Sunday, April 13, 2008

Have you ever suffered for doing good?

Why do bad things happen to good people? Every time there is an accident, or a death, or someone loses their job, or children suffer, this question pops into our heads. For many, the existence of the question itself is enough to make them doubt God's goodness, or even His existence. I suppose those who doubt God in this manner are simply refusing to acknowledge that a good God would permit bad things to happen. But that is a matter of what a person wants to believe that God must be, rather than looking at the way God really is. The Bible, in the book of Genesis, addresses this question and concludes that bad things happen as the result of human sin. And human beings can sin because they have free will, given to them by a loving God. God simply will not take away our freedom, just because we misuse it.
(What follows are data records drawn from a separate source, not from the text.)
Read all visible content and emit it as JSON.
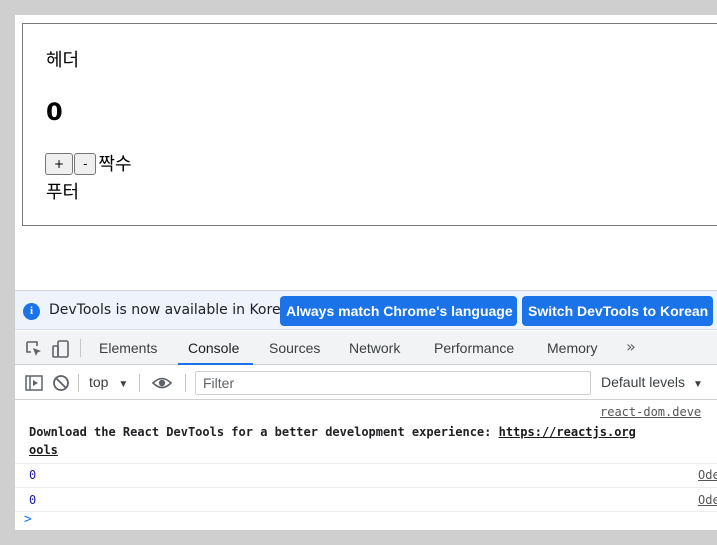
{
  "page": {
    "header": "헤더",
    "count": "0",
    "plus_label": "+",
    "minus_label": "-",
    "parity": "짝수",
    "footer": "푸터"
  },
  "devtools": {
    "infobar": {
      "text": "DevTools is now available in Korean!",
      "match_button": "Always match Chrome's language",
      "switch_button": "Switch DevTools to Korean"
    },
    "tabs": [
      "Elements",
      "Console",
      "Sources",
      "Network",
      "Performance",
      "Memory"
    ],
    "active_tab": "Console",
    "more_tabs": "»",
    "toolbar": {
      "context": "top",
      "filter_placeholder": "Filter",
      "levels": "Default levels"
    },
    "console": {
      "source_1": "react-dom.deve",
      "react_message": "Download the React DevTools for a better development experience: ",
      "react_link": "https://reactjs.org",
      "react_link_cont": "ools",
      "log_1": "0",
      "source_2": "Ode",
      "log_2": "0",
      "source_3": "Ode",
      "prompt": ">"
    }
  }
}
2. But still the question remains, if they are not sinning, why do bad things happen when people are trying to be good? We may acknowledge that bad things ought to happen to people doing evil, but what about us? It really is a personal question- why do bad things happen to me when I am trying to be good? All our actions, for good or evil, affect more than just ourselves individually. Our actions affect everyone. When we lie, or are unfaithful, or use foul or blasphemous speech, or committ any sort of sin, it wounds the entire community. (Likewise our virtue and holiness, courage and generosity build up the community.)
3. Saint Peter speaks about the bad that happens to those who are trying to do good. He states that in fact, If you are patient when you suffer for doing what is good, this is a grace before God. For to this you have been called... We have been called to suffer for doing what is good. That is, to suffer for doing right is part of our baptismal committment. At first, such a statement does not appear to be good news. Why would God call us to suffer? And what if I want to say no?
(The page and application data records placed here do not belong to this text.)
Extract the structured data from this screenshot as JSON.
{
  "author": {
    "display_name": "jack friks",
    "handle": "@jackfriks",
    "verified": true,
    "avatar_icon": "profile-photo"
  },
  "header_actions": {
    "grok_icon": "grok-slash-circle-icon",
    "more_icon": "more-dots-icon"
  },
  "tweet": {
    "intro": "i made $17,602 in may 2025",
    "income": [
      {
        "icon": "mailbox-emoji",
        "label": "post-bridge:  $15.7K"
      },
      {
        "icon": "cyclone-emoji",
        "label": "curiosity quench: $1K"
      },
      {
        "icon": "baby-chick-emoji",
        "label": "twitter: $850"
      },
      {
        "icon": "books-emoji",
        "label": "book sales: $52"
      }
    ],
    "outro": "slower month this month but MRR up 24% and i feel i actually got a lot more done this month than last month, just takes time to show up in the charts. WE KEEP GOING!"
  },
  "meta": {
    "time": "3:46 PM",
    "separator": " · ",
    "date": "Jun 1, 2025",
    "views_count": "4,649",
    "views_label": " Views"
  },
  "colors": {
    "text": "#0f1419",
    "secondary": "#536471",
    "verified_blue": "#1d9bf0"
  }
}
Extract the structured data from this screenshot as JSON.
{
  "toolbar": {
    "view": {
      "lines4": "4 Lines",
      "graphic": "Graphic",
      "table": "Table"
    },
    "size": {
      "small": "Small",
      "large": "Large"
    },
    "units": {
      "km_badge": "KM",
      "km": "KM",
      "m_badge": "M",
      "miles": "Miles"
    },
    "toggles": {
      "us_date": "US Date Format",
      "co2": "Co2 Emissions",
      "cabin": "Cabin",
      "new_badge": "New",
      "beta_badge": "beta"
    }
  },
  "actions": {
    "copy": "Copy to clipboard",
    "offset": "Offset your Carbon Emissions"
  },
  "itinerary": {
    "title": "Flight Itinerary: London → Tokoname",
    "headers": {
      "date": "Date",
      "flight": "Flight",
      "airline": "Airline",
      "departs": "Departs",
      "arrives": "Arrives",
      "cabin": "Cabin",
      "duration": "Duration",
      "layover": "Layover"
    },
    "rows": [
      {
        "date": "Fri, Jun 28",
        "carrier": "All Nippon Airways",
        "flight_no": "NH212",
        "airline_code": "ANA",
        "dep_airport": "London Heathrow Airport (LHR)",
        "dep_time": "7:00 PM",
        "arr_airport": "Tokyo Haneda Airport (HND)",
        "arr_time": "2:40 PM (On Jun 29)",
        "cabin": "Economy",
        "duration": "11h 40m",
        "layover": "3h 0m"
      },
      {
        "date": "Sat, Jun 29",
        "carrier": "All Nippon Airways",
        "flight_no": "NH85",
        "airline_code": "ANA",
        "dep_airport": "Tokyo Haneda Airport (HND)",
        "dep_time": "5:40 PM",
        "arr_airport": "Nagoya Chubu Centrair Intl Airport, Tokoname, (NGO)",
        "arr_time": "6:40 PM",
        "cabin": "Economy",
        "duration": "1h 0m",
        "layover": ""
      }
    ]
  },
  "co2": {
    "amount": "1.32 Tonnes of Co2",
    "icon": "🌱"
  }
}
4. First, God calls us to suffer for doing what is good because that is exactly what He does. Look at Jesus: innocent, without sin, holy- He went about healing people and preaching the Good News that God desires to forgive us and bring us back to Him into an intimate relationship with God as our Father. But still there were those who tried to kill Him, and who made false accusations regarding His actions. In the end, they spat on Him, beat Him, and crucified Him. Jesus had the power to stop any of the torture or beatings. With a word, He could have killed all of those who were hurting Him. In fact, if He could have put them out of His mind, and they would have ceased to even exist. But Jesus did not do that. Instead, He patiently endured suffering for our sake. Peter says: He himself bore our sins in his body upon the cross, so that, free from sin, we might live for righteousness.
5. Our patient endurance of suffering when we are doing good is one of the ways in which we are made like our Savior Jesus Christ. If we are truly to be His followers, we have to accept being just like Him.
6. Of course, there is the possibility of simply refusing to accept the suffering. Some people have decided that if suffering is the result of doing good in imitation of Jesus, then they will choose their own way. In response to this, Peter quote the prophet Isaiah For you had gone astray like sheep. He evokes the image of sheep without a shepherd, each trying to find its way alone. But there is no other way to eternal life with the Father. Jesus is the gate of heaven, only through Him do we find our rest. Anyone who tries to enter another way is just a thief and a marauder, interested in the death of the flock.
7. In the Gospel, Jesus said that His sheep recognize His voice. And as a result, they are able to find what they need because they follow Him. If we want to recognize the voice of the Lord, we must pray and become familiar with it. If we set ourselves on following Him, then we must be willing to go all the way- through the desert and to the cross.